- In a large bowl, toss the onions gently with the crème fraiche and lots of salt, pepper and grated nutmeg - I taste the mixture to make sure it is where I want it taste wise.
- Butter a 10 inch (23cm) gratin dish - it can be metal, ceramic or glass - and spoon in the onion mixture.
- Bake until the onions are soft and golden,for at least 30 minutes.
- I bake my gratin longer than she suggests - almost an hour.
- Make sure your onions are completely cool before slicing - sometimes I cut them in half once cooled, and make large half moon slices.
- You can put this gratin in the oven while you are roasting a chicken or beef or pork roast.
- You can also make it ahead for a day and refrigerate it covered, of course, and then reheat.
- 3 lbs (1.36kg) small white onions - I have used pearl, small oval onions and the flat Italian ones
- 1 1/2 cups (355ml) water, plus additional if needed
- 1 cup (237ml) dry white wine
- 4 tablespoons (57gr) unsalted butter
- For the Béchamel Sauce
- 4 tablespoons (57gr) unsalted butter
- 1/4 cup (32gr)unbleached white all purpose flour
- 1 cup (237ml)cooking liquid from the onions
- 1 cup (237ml) milk
- 1/2 cup(118ml) heavy cream
- 1 tablespoon chopped tarragon or 2 teaspoons dried
- pinch grated nutmeg
- Sea salt and freshly ground pepper to taste
- 1/2 cup (60gr) cornbread crumbs (I use regular breadcrumbs)
- 3 tablespoons (43gr)unsalted butter, melted
- Drop the onions into a large pot of boiling water to blanch for one minute.
- Drain, cool and slip off the skins.
- Place the onions in a saucepan to fit and add the water, wine and butter.
- Heat to boiling, then reduce the heat and simmer uncovered, stirring occasionally, until just barely tender - you may have to add more water.

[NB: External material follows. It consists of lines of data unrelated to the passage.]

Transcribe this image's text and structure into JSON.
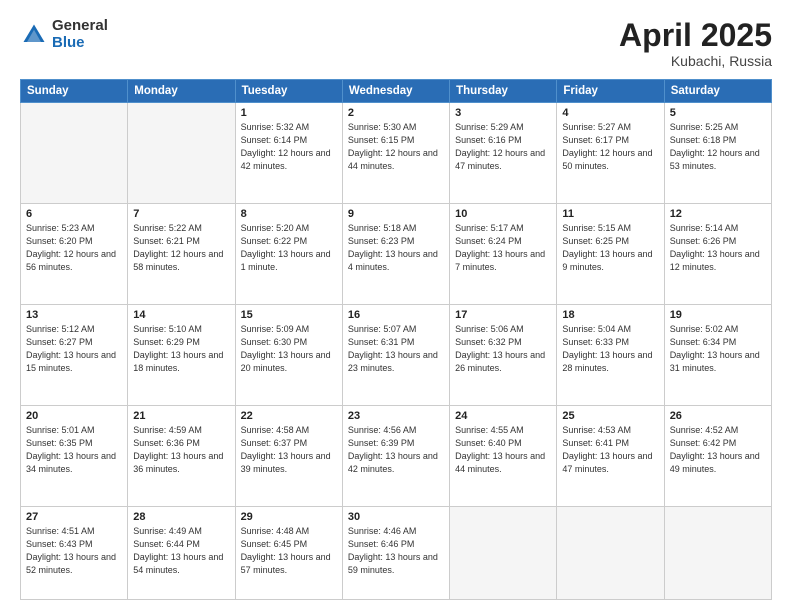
{
  "header": {
    "logo_general": "General",
    "logo_blue": "Blue",
    "title": "April 2025",
    "location": "Kubachi, Russia"
  },
  "days_of_week": [
    "Sunday",
    "Monday",
    "Tuesday",
    "Wednesday",
    "Thursday",
    "Friday",
    "Saturday"
  ],
  "weeks": [
    [
      {
        "day": "",
        "info": ""
      },
      {
        "day": "",
        "info": ""
      },
      {
        "day": "1",
        "sunrise": "Sunrise: 5:32 AM",
        "sunset": "Sunset: 6:14 PM",
        "daylight": "Daylight: 12 hours and 42 minutes."
      },
      {
        "day": "2",
        "sunrise": "Sunrise: 5:30 AM",
        "sunset": "Sunset: 6:15 PM",
        "daylight": "Daylight: 12 hours and 44 minutes."
      },
      {
        "day": "3",
        "sunrise": "Sunrise: 5:29 AM",
        "sunset": "Sunset: 6:16 PM",
        "daylight": "Daylight: 12 hours and 47 minutes."
      },
      {
        "day": "4",
        "sunrise": "Sunrise: 5:27 AM",
        "sunset": "Sunset: 6:17 PM",
        "daylight": "Daylight: 12 hours and 50 minutes."
      },
      {
        "day": "5",
        "sunrise": "Sunrise: 5:25 AM",
        "sunset": "Sunset: 6:18 PM",
        "daylight": "Daylight: 12 hours and 53 minutes."
      }
    ],
    [
      {
        "day": "6",
        "sunrise": "Sunrise: 5:23 AM",
        "sunset": "Sunset: 6:20 PM",
        "daylight": "Daylight: 12 hours and 56 minutes."
      },
      {
        "day": "7",
        "sunrise": "Sunrise: 5:22 AM",
        "sunset": "Sunset: 6:21 PM",
        "daylight": "Daylight: 12 hours and 58 minutes."
      },
      {
        "day": "8",
        "sunrise": "Sunrise: 5:20 AM",
        "sunset": "Sunset: 6:22 PM",
        "daylight": "Daylight: 13 hours and 1 minute."
      },
      {
        "day": "9",
        "sunrise": "Sunrise: 5:18 AM",
        "sunset": "Sunset: 6:23 PM",
        "daylight": "Daylight: 13 hours and 4 minutes."
      },
      {
        "day": "10",
        "sunrise": "Sunrise: 5:17 AM",
        "sunset": "Sunset: 6:24 PM",
        "daylight": "Daylight: 13 hours and 7 minutes."
      },
      {
        "day": "11",
        "sunrise": "Sunrise: 5:15 AM",
        "sunset": "Sunset: 6:25 PM",
        "daylight": "Daylight: 13 hours and 9 minutes."
      },
      {
        "day": "12",
        "sunrise": "Sunrise: 5:14 AM",
        "sunset": "Sunset: 6:26 PM",
        "daylight": "Daylight: 13 hours and 12 minutes."
      }
    ],
    [
      {
        "day": "13",
        "sunrise": "Sunrise: 5:12 AM",
        "sunset": "Sunset: 6:27 PM",
        "daylight": "Daylight: 13 hours and 15 minutes."
      },
      {
        "day": "14",
        "sunrise": "Sunrise: 5:10 AM",
        "sunset": "Sunset: 6:29 PM",
        "daylight": "Daylight: 13 hours and 18 minutes."
      },
      {
        "day": "15",
        "sunrise": "Sunrise: 5:09 AM",
        "sunset": "Sunset: 6:30 PM",
        "daylight": "Daylight: 13 hours and 20 minutes."
      },
      {
        "day": "16",
        "sunrise": "Sunrise: 5:07 AM",
        "sunset": "Sunset: 6:31 PM",
        "daylight": "Daylight: 13 hours and 23 minutes."
      },
      {
        "day": "17",
        "sunrise": "Sunrise: 5:06 AM",
        "sunset": "Sunset: 6:32 PM",
        "daylight": "Daylight: 13 hours and 26 minutes."
      },
      {
        "day": "18",
        "sunrise": "Sunrise: 5:04 AM",
        "sunset": "Sunset: 6:33 PM",
        "daylight": "Daylight: 13 hours and 28 minutes."
      },
      {
        "day": "19",
        "sunrise": "Sunrise: 5:02 AM",
        "sunset": "Sunset: 6:34 PM",
        "daylight": "Daylight: 13 hours and 31 minutes."
      }
    ],
    [
      {
        "day": "20",
        "sunrise": "Sunrise: 5:01 AM",
        "sunset": "Sunset: 6:35 PM",
        "daylight": "Daylight: 13 hours and 34 minutes."
      },
      {
        "day": "21",
        "sunrise": "Sunrise: 4:59 AM",
        "sunset": "Sunset: 6:36 PM",
        "daylight": "Daylight: 13 hours and 36 minutes."
      },
      {
        "day": "22",
        "sunrise": "Sunrise: 4:58 AM",
        "sunset": "Sunset: 6:37 PM",
        "daylight": "Daylight: 13 hours and 39 minutes."
      },
      {
        "day": "23",
        "sunrise": "Sunrise: 4:56 AM",
        "sunset": "Sunset: 6:39 PM",
        "daylight": "Daylight: 13 hours and 42 minutes."
      },
      {
        "day": "24",
        "sunrise": "Sunrise: 4:55 AM",
        "sunset": "Sunset: 6:40 PM",
        "daylight": "Daylight: 13 hours and 44 minutes."
      },
      {
        "day": "25",
        "sunrise": "Sunrise: 4:53 AM",
        "sunset": "Sunset: 6:41 PM",
        "daylight": "Daylight: 13 hours and 47 minutes."
      },
      {
        "day": "26",
        "sunrise": "Sunrise: 4:52 AM",
        "sunset": "Sunset: 6:42 PM",
        "daylight": "Daylight: 13 hours and 49 minutes."
      }
    ],
    [
      {
        "day": "27",
        "sunrise": "Sunrise: 4:51 AM",
        "sunset": "Sunset: 6:43 PM",
        "daylight": "Daylight: 13 hours and 52 minutes."
      },
      {
        "day": "28",
        "sunrise": "Sunrise: 4:49 AM",
        "sunset": "Sunset: 6:44 PM",
        "daylight": "Daylight: 13 hours and 54 minutes."
      },
      {
        "day": "29",
        "sunrise": "Sunrise: 4:48 AM",
        "sunset": "Sunset: 6:45 PM",
        "daylight": "Daylight: 13 hours and 57 minutes."
      },
      {
        "day": "30",
        "sunrise": "Sunrise: 4:46 AM",
        "sunset": "Sunset: 6:46 PM",
        "daylight": "Daylight: 13 hours and 59 minutes."
      },
      {
        "day": "",
        "info": ""
      },
      {
        "day": "",
        "info": ""
      },
      {
        "day": "",
        "info": ""
      }
    ]
  ]
}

- Drain the the onions, reserving 1 cup of the cooking liquid.
- To prepare the béchamel, melt the butter in small saucepan or sauté pan over medium heat
- Whisk in flour and stir constantly until the mixture is a light golden color.
- Gradually whisk in the cooking liquid to make a thick and smooth sauce.
- Gradually whisk in the milk and cream until you have slightly thinner smooth sauce.
- Season with tarragon, salt, pepper and nutmeg and simmer over low heat to allow the flavors to blend - about 10-15 minutes.
- Preheat oven to 350F and combine the bechamel and onions into a buttered gratin dish.
- Mix the cornbread or bread crumbs with the melted butter and sprinkle over the dish.
- At this point the dish can be prepared the day before and refrigerated, covered - but the next day bring the onions to room temperature before baking. Bake the onions until the sauce begins to bubble and onions are heated through. - about 20-30 minutes
After owning one of the best cooking stores in the US for 47 years, Nancy Pollard writes a blog about food in all its aspects – recipes, film, books, travel, superior sources and food related issues.